[[ Data in this exercise, beginning ]]

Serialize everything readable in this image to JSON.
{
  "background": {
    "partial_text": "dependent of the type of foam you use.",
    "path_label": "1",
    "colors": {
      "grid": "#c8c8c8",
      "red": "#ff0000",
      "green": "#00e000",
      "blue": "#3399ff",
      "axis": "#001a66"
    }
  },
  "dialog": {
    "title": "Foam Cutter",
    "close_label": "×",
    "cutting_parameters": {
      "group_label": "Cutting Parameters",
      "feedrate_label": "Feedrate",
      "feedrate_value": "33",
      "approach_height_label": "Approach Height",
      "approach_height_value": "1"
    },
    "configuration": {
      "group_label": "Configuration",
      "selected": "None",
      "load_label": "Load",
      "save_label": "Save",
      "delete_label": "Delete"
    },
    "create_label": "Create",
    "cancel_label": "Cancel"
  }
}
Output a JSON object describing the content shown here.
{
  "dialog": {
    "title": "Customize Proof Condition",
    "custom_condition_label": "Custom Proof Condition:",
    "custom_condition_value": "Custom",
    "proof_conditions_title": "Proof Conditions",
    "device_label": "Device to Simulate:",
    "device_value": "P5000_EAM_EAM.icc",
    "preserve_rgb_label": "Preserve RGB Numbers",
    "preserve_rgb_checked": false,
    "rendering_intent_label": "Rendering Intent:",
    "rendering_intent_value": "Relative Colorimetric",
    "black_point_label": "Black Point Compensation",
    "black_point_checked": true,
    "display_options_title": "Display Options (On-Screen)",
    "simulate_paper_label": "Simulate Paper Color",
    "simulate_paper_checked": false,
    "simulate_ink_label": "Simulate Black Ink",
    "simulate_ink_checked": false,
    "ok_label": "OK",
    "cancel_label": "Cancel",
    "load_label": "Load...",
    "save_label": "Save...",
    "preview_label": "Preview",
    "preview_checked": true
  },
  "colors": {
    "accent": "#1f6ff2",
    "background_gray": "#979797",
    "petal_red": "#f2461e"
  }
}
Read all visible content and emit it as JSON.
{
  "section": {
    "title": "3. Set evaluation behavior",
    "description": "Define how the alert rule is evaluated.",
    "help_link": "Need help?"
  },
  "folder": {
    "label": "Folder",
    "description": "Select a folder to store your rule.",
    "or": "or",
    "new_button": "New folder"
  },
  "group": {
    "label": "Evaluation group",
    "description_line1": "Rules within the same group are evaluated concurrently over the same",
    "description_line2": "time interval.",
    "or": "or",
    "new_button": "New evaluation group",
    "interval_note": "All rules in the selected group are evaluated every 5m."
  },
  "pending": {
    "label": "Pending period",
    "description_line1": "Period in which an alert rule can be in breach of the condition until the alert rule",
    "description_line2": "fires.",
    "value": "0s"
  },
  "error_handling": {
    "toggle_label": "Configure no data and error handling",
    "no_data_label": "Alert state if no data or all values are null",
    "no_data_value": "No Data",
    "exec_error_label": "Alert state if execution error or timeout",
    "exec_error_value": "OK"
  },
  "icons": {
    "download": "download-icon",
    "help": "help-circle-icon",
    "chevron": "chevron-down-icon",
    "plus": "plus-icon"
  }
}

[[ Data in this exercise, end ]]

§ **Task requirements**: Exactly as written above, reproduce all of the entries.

§ **Final answer**:
Serialize everything readable in this image to JSON.
{
  "background": {
    "partial_text": "dependent of the type of foam you use.",
    "path_label": "1",
    "colors": {
      "grid": "#c8c8c8",
      "red": "#ff0000",
      "green": "#00e000",
      "blue": "#3399ff",
      "axis": "#001a66"
    }
  },
  "dialog": {
    "title": "Foam Cutter",
    "close_label": "×",
    "cutting_parameters": {
      "group_label": "Cutting Parameters",
      "feedrate_label": "Feedrate",
      "feedrate_value": "33",
      "approach_height_label": "Approach Height",
      "approach_height_value": "1"
    },
    "configuration": {
      "group_label": "Configuration",
      "selected": "None",
      "load_label": "Load",
      "save_label": "Save",
      "delete_label": "Delete"
    },
    "create_label": "Create",
    "cancel_label": "Cancel"
  }
}
Output a JSON object describing the content shown here.
{
  "dialog": {
    "title": "Customize Proof Condition",
    "custom_condition_label": "Custom Proof Condition:",
    "custom_condition_value": "Custom",
    "proof_conditions_title": "Proof Conditions",
    "device_label": "Device to Simulate:",
    "device_value": "P5000_EAM_EAM.icc",
    "preserve_rgb_label": "Preserve RGB Numbers",
    "preserve_rgb_checked": false,
    "rendering_intent_label": "Rendering Intent:",
    "rendering_intent_value": "Relative Colorimetric",
    "black_point_label": "Black Point Compensation",
    "black_point_checked": true,
    "display_options_title": "Display Options (On-Screen)",
    "simulate_paper_label": "Simulate Paper Color",
    "simulate_paper_checked": false,
    "simulate_ink_label": "Simulate Black Ink",
    "simulate_ink_checked": false,
    "ok_label": "OK",
    "cancel_label": "Cancel",
    "load_label": "Load...",
    "save_label": "Save...",
    "preview_label": "Preview",
    "preview_checked": true
  },
  "colors": {
    "accent": "#1f6ff2",
    "background_gray": "#979797",
    "petal_red": "#f2461e"
  }
}
Read all visible content and emit it as JSON.
{
  "section": {
    "title": "3. Set evaluation behavior",
    "description": "Define how the alert rule is evaluated.",
    "help_link": "Need help?"
  },
  "folder": {
    "label": "Folder",
    "description": "Select a folder to store your rule.",
    "or": "or",
    "new_button": "New folder"
  },
  "group": {
    "label": "Evaluation group",
    "description_line1": "Rules within the same group are evaluated concurrently over the same",
    "description_line2": "time interval.",
    "or": "or",
    "new_button": "New evaluation group",
    "interval_note": "All rules in the selected group are evaluated every 5m."
  },
  "pending": {
    "label": "Pending period",
    "description_line1": "Period in which an alert rule can be in breach of the condition until the alert rule",
    "description_line2": "fires.",
    "value": "0s"
  },
  "error_handling": {
    "toggle_label": "Configure no data and error handling",
    "no_data_label": "Alert state if no data or all values are null",
    "no_data_value": "No Data",
    "exec_error_label": "Alert state if execution error or timeout",
    "exec_error_value": "OK"
  },
  "icons": {
    "download": "download-icon",
    "help": "help-circle-icon",
    "chevron": "chevron-down-icon",
    "plus": "plus-icon"
  }
}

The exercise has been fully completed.